The results of the pattern matching indicate that there are 18 individual behavioral factors that coincide with the final score for the criteria for regular use. The scores for the use stage coincide completely with the final scores for the criteria for regular use. In other words, it seems there is a relationship between a well-executed use stage and a good final score. The scores for the starting and development stages, on the other hand, coincide partially or not at all with the scores for the criteria for regular use. This tells us that there is no relationship between how well these stages have been executed and the final score. So, even a well executed starting and/or development stage is no guarantee for a good final score, that is, a regularly used performance management system. It is possible to group the 18 important behavioral factors together in categories in such a way that an overview appears of the areas an organization has to pay special attention to increase the chance of implementing a new performance management system that will be regularly used (Exhibit 4).
The research results indicated that special attention should be paid to 18 specific behavioral factors. In addition, the use stage turned out to be the most important to the success of the performance management system. For the starting and development stages, such a clear relationship was not found. This does not mean that, during these stages, an organization should not pay attention to the behavioral factors that are important to these stages. The three stages are executed sequentially, which means that the first two stages must be executed properly before the use stage can be started. The fact that the use stage contributes most to the success of a performance management system may be explained by the fact that this stage is, in contrast to the starting and development stages, a continuous stage. The consequence of this is that the behavioral factors that are important to the use stage have to be monitored continuously to ensure regular use of the performance management system. In contrast, the attention for behavioral factors that are important to the starting and development stages lies in the past and therefore becomes less significant and visible through time.

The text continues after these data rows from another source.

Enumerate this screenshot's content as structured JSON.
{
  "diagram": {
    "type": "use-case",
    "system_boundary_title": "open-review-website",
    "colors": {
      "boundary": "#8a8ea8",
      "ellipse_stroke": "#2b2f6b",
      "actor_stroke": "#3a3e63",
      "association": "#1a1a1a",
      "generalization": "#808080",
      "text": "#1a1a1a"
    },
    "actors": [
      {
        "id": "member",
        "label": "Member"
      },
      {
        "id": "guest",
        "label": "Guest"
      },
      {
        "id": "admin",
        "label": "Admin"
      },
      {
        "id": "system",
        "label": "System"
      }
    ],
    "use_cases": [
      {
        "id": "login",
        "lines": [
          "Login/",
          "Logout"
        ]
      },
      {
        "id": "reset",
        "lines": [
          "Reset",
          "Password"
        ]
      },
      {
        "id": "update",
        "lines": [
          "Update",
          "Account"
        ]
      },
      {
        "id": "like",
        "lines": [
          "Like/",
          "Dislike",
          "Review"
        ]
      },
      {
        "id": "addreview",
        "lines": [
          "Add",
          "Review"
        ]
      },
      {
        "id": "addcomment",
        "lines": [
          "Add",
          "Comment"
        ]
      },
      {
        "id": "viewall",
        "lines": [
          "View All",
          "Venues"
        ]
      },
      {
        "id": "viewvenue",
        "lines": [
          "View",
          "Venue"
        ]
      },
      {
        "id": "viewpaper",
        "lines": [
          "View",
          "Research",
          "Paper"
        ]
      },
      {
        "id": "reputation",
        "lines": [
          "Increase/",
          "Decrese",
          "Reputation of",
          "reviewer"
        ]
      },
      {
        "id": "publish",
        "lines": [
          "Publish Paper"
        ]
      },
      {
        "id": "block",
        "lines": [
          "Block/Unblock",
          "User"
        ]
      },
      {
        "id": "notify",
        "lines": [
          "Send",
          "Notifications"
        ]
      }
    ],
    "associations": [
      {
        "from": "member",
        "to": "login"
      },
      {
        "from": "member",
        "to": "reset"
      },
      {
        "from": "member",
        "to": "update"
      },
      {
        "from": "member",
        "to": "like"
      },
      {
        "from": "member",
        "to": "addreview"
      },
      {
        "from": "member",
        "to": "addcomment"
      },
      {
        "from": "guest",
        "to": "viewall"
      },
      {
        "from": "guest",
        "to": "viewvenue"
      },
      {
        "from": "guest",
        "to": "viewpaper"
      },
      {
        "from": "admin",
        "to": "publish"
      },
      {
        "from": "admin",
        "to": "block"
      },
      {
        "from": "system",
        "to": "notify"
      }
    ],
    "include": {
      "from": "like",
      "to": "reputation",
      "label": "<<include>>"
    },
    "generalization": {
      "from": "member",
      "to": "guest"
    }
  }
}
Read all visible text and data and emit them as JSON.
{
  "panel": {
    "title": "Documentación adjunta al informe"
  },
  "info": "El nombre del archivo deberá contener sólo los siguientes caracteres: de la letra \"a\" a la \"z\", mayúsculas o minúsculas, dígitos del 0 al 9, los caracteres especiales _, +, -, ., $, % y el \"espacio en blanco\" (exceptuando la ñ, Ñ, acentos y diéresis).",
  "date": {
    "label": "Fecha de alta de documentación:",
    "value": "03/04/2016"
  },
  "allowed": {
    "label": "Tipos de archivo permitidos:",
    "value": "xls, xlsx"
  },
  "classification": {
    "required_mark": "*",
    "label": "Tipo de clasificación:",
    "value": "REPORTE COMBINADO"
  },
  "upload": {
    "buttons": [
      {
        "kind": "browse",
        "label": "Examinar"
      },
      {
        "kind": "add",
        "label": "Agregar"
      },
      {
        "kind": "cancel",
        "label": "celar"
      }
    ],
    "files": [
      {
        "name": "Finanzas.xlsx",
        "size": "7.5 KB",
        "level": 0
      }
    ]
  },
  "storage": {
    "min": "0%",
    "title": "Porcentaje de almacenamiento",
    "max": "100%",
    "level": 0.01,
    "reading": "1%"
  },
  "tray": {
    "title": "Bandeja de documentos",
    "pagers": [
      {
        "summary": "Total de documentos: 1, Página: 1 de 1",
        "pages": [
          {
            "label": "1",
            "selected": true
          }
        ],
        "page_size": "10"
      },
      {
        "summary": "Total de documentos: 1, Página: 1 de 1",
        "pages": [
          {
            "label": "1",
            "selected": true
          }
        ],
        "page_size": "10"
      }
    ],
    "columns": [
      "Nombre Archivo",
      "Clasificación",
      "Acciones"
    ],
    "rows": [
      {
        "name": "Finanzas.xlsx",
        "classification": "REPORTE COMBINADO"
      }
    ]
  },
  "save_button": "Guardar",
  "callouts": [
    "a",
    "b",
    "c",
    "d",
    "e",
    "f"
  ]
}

The aim of the research was to identify behavioral factors that are important to the successful implementation and regular use of a performance management system. Initially, the research concentrated on identifying behavioral factors that the literature indicated as being of influence on successful performance management system use. To keep the scope of the research manageable, a selection was made of the behavioral factors that were mentioned in the literature. Consequently, potentially influential factors may thus have been left out of the study. Therefor, a worthwhile avenue of further study is to look at additional behavioral factors. Further research is also needed into other factors, such as environmental or organizational factors. This research may yield more factors that are of great importance to successful implementation and use of a performance management system. The research results show that the use stage is the most important to the success of the performance management system. This means that further study should concentrate on this stage in order to discover (further) reasons why organizations do not use a newly implemented performance management system. Research is also needed into a "maintenance" system that makes sure that organizations, and its managers, continue to pay attention to the behavioral factors after the performance management system is put into use in order to make sure that the performance management system remains a success. As the case study organizations examined did not yet dispose of a reward system that was linked to the performance management system, further study should pay special attention to the role of the reward system in the maintenance system.